The agreement was signed on February 10 in Myanmar’s capital Nay Pyi Taw, during a state visit by German President Joachim Gauck, the first by a German head of state in 26 years, state-run media reported.
The remaining debt of €542 million ($741 million) out of €1.084 billion ($1.48 billion) is to be repaid with a three percent interest within a period of 15 years, according to the agreement.
Myanmar negotiated the deal a year ago with the Paris Club, and Gauck said Germany could go ahead with its part of the deal after meeting President Thein Sein.

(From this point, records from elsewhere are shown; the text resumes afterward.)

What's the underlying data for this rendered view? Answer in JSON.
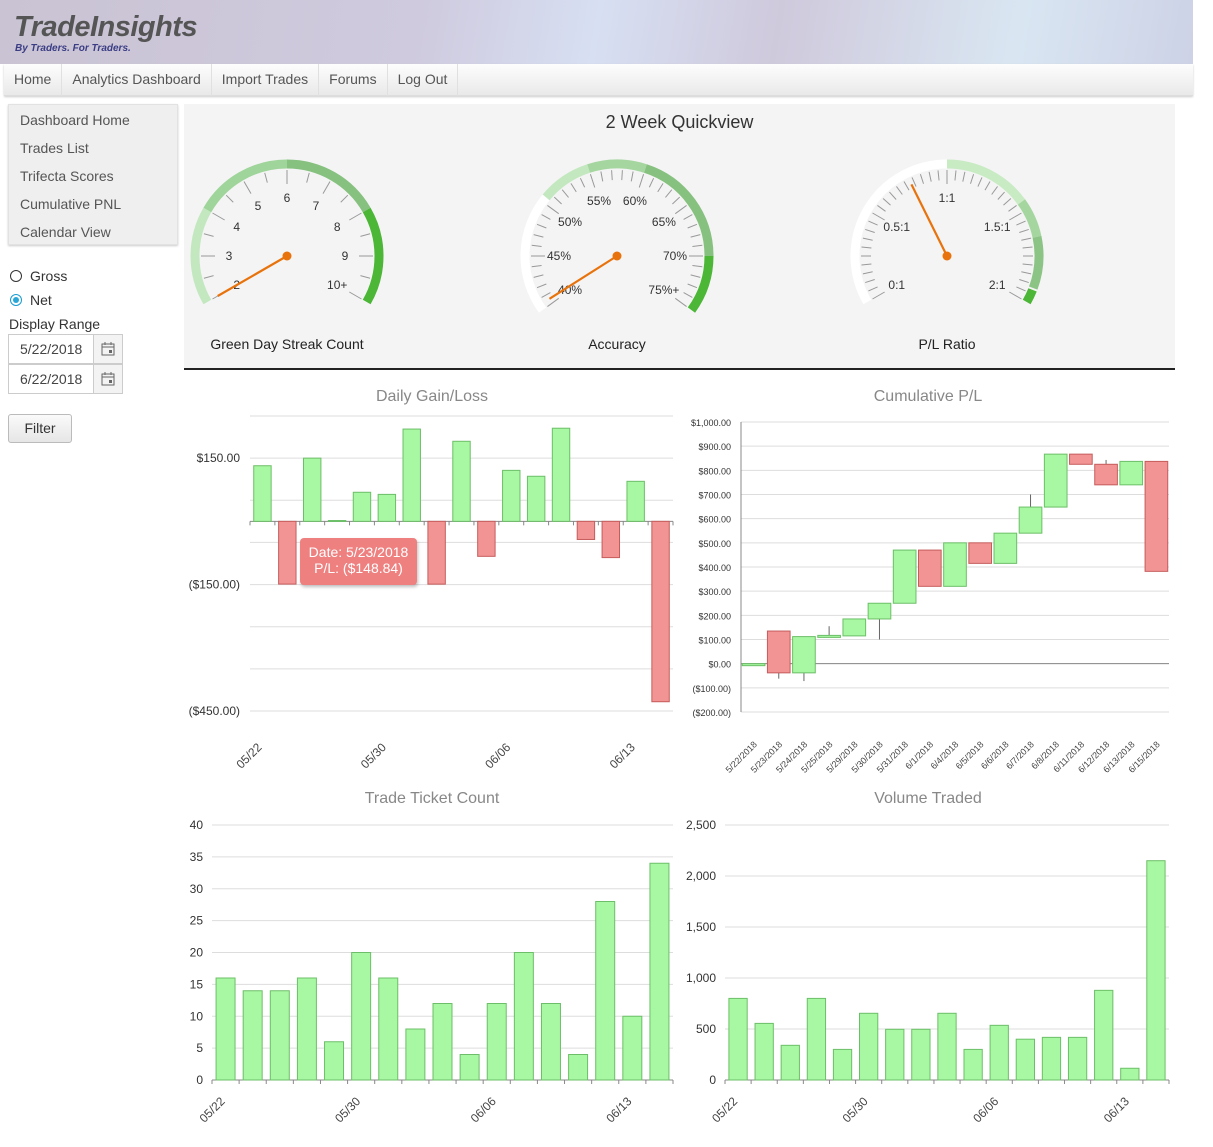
{
  "header": {
    "logo": "TradeInsights",
    "tagline": "By Traders. For Traders."
  },
  "nav": {
    "items": [
      "Home",
      "Analytics Dashboard",
      "Import Trades",
      "Forums",
      "Log Out"
    ]
  },
  "sidebar": {
    "items": [
      "Dashboard Home",
      "Trades List",
      "Trifecta Scores",
      "Cumulative PNL",
      "Calendar View"
    ]
  },
  "filters": {
    "gross_label": "Gross",
    "net_label": "Net",
    "selected": "Net",
    "range_label": "Display Range",
    "start_date": "5/22/2018",
    "end_date": "6/22/2018",
    "filter_button": "Filter",
    "calendar_icon": "calendar-icon"
  },
  "quickview": {
    "title": "2 Week Quickview",
    "gauges": [
      {
        "label": "Green Day Streak Count",
        "min": 2,
        "max": 10,
        "value": 2,
        "ticks": [
          {
            "v": 2,
            "t": "2"
          },
          {
            "v": 3,
            "t": "3"
          },
          {
            "v": 4,
            "t": "4"
          },
          {
            "v": 5,
            "t": "5"
          },
          {
            "v": 6,
            "t": "6"
          },
          {
            "v": 7,
            "t": "7"
          },
          {
            "v": 8,
            "t": "8"
          },
          {
            "v": 9,
            "t": "9"
          },
          {
            "v": 10,
            "t": "10+"
          }
        ],
        "bands": [
          {
            "from": 2,
            "to": 4,
            "color": "#c3e8c0"
          },
          {
            "from": 4,
            "to": 6,
            "color": "#9fd49a"
          },
          {
            "from": 6,
            "to": 8,
            "color": "#86c17f"
          },
          {
            "from": 8,
            "to": 10,
            "color": "#4cb636"
          }
        ]
      },
      {
        "label": "Accuracy",
        "min": 40,
        "max": 75,
        "value": 40.5,
        "ticks": [
          {
            "v": 40,
            "t": "40%"
          },
          {
            "v": 45,
            "t": "45%"
          },
          {
            "v": 50,
            "t": "50%"
          },
          {
            "v": 55,
            "t": "55%"
          },
          {
            "v": 60,
            "t": "60%"
          },
          {
            "v": 65,
            "t": "65%"
          },
          {
            "v": 70,
            "t": "70%"
          },
          {
            "v": 75,
            "t": "75%+"
          }
        ],
        "bands": [
          {
            "from": 40,
            "to": 50.5,
            "color": "#ffffff"
          },
          {
            "from": 50.5,
            "to": 55,
            "color": "#c3e8c0"
          },
          {
            "from": 55,
            "to": 60,
            "color": "#a5d6a0"
          },
          {
            "from": 60,
            "to": 70,
            "color": "#86c17f"
          },
          {
            "from": 70,
            "to": 75,
            "color": "#4cb636"
          }
        ]
      },
      {
        "label": "P/L Ratio",
        "min": 0,
        "max": 2,
        "value": 0.78,
        "ticks": [
          {
            "v": 0,
            "t": "0:1"
          },
          {
            "v": 0.5,
            "t": "0.5:1"
          },
          {
            "v": 1,
            "t": "1:1"
          },
          {
            "v": 1.5,
            "t": "1.5:1"
          },
          {
            "v": 2,
            "t": "2:1"
          }
        ],
        "bands": [
          {
            "from": 0,
            "to": 1,
            "color": "#ffffff"
          },
          {
            "from": 1,
            "to": 1.45,
            "color": "#c8ebc4"
          },
          {
            "from": 1.45,
            "to": 1.65,
            "color": "#a5d6a0"
          },
          {
            "from": 1.65,
            "to": 1.92,
            "color": "#8cc485"
          },
          {
            "from": 1.93,
            "to": 2,
            "color": "#4cb636"
          }
        ]
      }
    ],
    "needle_color": "#e8730c"
  },
  "tooltip": {
    "date": "Date: 5/23/2018",
    "pl": "P/L: ($148.84)"
  },
  "colors": {
    "gain": "#a8f7a2",
    "gain_border": "#6cbf68",
    "loss": "#f29494",
    "loss_border": "#c65c5c"
  },
  "chart_data": [
    {
      "id": "daily",
      "type": "bar",
      "title": "Daily Gain/Loss",
      "ylim": [
        -450,
        250
      ],
      "grid": true,
      "yticklabels": [
        {
          "v": 150,
          "t": "$150.00"
        },
        {
          "v": -150,
          "t": "($150.00)"
        },
        {
          "v": -450,
          "t": "($450.00)"
        }
      ],
      "xticklabels": [
        {
          "i": 0,
          "t": "05/22"
        },
        {
          "i": 5,
          "t": "05/30"
        },
        {
          "i": 10,
          "t": "06/06"
        },
        {
          "i": 15,
          "t": "06/13"
        }
      ],
      "values": [
        132,
        -148.84,
        150,
        2,
        69,
        64,
        219,
        -149,
        190,
        -83,
        121,
        107,
        221,
        -43,
        -86,
        95,
        -428
      ]
    },
    {
      "id": "cumulative",
      "type": "candlestick",
      "title": "Cumulative P/L",
      "ylim": [
        -200,
        1000
      ],
      "grid": true,
      "yticklabels": [
        {
          "v": 1000,
          "t": "$1,000.00"
        },
        {
          "v": 900,
          "t": "$900.00"
        },
        {
          "v": 800,
          "t": "$800.00"
        },
        {
          "v": 700,
          "t": "$700.00"
        },
        {
          "v": 600,
          "t": "$600.00"
        },
        {
          "v": 500,
          "t": "$500.00"
        },
        {
          "v": 400,
          "t": "$400.00"
        },
        {
          "v": 300,
          "t": "$300.00"
        },
        {
          "v": 200,
          "t": "$200.00"
        },
        {
          "v": 100,
          "t": "$100.00"
        },
        {
          "v": 0,
          "t": "$0.00"
        },
        {
          "v": -100,
          "t": "($100.00)"
        },
        {
          "v": -200,
          "t": "($200.00)"
        }
      ],
      "categories": [
        "5/22/2018",
        "5/23/2018",
        "5/24/2018",
        "5/25/2018",
        "5/29/2018",
        "5/30/2018",
        "5/31/2018",
        "6/1/2018",
        "6/4/2018",
        "6/5/2018",
        "6/6/2018",
        "6/7/2018",
        "6/8/2018",
        "6/11/2018",
        "6/12/2018",
        "6/13/2018",
        "6/15/2018"
      ],
      "ohlc": [
        [
          0,
          135,
          135,
          0
        ],
        [
          135,
          135,
          -62,
          -38
        ],
        [
          -38,
          112,
          -72,
          112
        ],
        [
          112,
          155,
          110,
          117
        ],
        [
          115,
          185,
          115,
          185
        ],
        [
          185,
          250,
          100,
          250
        ],
        [
          250,
          470,
          250,
          470
        ],
        [
          470,
          470,
          320,
          320
        ],
        [
          320,
          500,
          320,
          500
        ],
        [
          500,
          500,
          415,
          415
        ],
        [
          415,
          540,
          415,
          540
        ],
        [
          540,
          700,
          540,
          648
        ],
        [
          648,
          867,
          648,
          867
        ],
        [
          867,
          867,
          825,
          825
        ],
        [
          825,
          843,
          740,
          740
        ],
        [
          740,
          837,
          740,
          837
        ],
        [
          837,
          837,
          382,
          382
        ]
      ]
    },
    {
      "id": "tickets",
      "type": "bar",
      "title": "Trade Ticket Count",
      "ylim": [
        0,
        40
      ],
      "grid": true,
      "yticklabels": [
        {
          "v": 40,
          "t": "40"
        },
        {
          "v": 35,
          "t": "35"
        },
        {
          "v": 30,
          "t": "30"
        },
        {
          "v": 25,
          "t": "25"
        },
        {
          "v": 20,
          "t": "20"
        },
        {
          "v": 15,
          "t": "15"
        },
        {
          "v": 10,
          "t": "10"
        },
        {
          "v": 5,
          "t": "5"
        },
        {
          "v": 0,
          "t": "0"
        }
      ],
      "xticklabels": [
        {
          "i": 0,
          "t": "05/22"
        },
        {
          "i": 5,
          "t": "05/30"
        },
        {
          "i": 10,
          "t": "06/06"
        },
        {
          "i": 15,
          "t": "06/13"
        }
      ],
      "values": [
        16,
        14,
        14,
        16,
        6,
        20,
        16,
        8,
        12,
        4,
        12,
        20,
        12,
        4,
        28,
        10,
        34
      ]
    },
    {
      "id": "volume",
      "type": "bar",
      "title": "Volume Traded",
      "ylim": [
        0,
        2500
      ],
      "grid": true,
      "yticklabels": [
        {
          "v": 2500,
          "t": "2,500"
        },
        {
          "v": 2000,
          "t": "2,000"
        },
        {
          "v": 1500,
          "t": "1,500"
        },
        {
          "v": 1000,
          "t": "1,000"
        },
        {
          "v": 500,
          "t": "500"
        },
        {
          "v": 0,
          "t": "0"
        }
      ],
      "xticklabels": [
        {
          "i": 0,
          "t": "05/22"
        },
        {
          "i": 5,
          "t": "05/30"
        },
        {
          "i": 10,
          "t": "06/06"
        },
        {
          "i": 15,
          "t": "06/13"
        }
      ],
      "values": [
        800,
        555,
        340,
        800,
        300,
        654,
        497,
        497,
        654,
        300,
        536,
        400,
        418,
        418,
        879,
        115,
        2150
      ]
    }
  ]
}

“A sustainable agreement has been reached allowing Germany to forgive half a billion euro of debt,” Gauck said in a speech at the University of Yangon.
Myanmar’s government said it had met the Paris Club on Januasry 25, and member countries had agreed to cancel half of the arrears Myanmar owed them in two stages, rescheduling the rest over 15 years, with seven years’ grace.
Myanmar accumulated $8.4 billion in foreign debt during the socialist regime of the late General Ne Win from 1962 to 1988, and $2.61 billion under the military junta that took over in 1988.
Last year, Japan agreed to provide a bridge loan to Myanmar to cover outstanding debt to the World Bank and the Asian Development Bank, totalling about $900 million. Norway cancelled all the $534 million owed to it, while Japan cancelled more than $3 billion, adding up to $6 billion, more than 60 percent of the total debt, the government said.
Following his meeting with U Thein Sein, Gauck met Parliament and Lower House Speaker U Shwe Mann and opposition leader and Chairperson of National League for Democracy (NLD) Daw Aung San Suu Kyi. He also inaugurated the Goethe Institute on February 11 in Yangon.